• Problem:
Would you please copy every line below that includes the string "with"?

Material to process START

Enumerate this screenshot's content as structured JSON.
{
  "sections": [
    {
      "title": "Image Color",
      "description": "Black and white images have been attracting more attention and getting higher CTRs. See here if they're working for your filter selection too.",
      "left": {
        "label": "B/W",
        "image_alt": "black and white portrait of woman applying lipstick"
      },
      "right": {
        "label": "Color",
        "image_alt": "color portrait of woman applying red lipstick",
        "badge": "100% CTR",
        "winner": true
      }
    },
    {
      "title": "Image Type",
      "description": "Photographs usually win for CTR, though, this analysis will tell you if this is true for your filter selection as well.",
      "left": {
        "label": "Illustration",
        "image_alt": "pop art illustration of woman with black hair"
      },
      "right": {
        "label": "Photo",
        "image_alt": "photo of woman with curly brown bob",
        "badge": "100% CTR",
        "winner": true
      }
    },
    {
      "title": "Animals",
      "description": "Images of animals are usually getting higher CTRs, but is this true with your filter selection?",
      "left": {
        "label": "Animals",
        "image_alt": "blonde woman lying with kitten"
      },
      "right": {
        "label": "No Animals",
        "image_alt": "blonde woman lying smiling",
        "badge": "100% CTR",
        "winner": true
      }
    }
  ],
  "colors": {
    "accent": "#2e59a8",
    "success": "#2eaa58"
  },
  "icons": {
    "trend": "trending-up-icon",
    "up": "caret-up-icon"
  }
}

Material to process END

• Exercise solution:
        "image_alt": "pop art illustration of woman with black hair"
        "image_alt": "photo of woman with curly brown bob",
      "description": "Images of animals are usually getting higher CTRs, but is this true with your filter selection?",
        "image_alt": "blonde woman lying with kitten"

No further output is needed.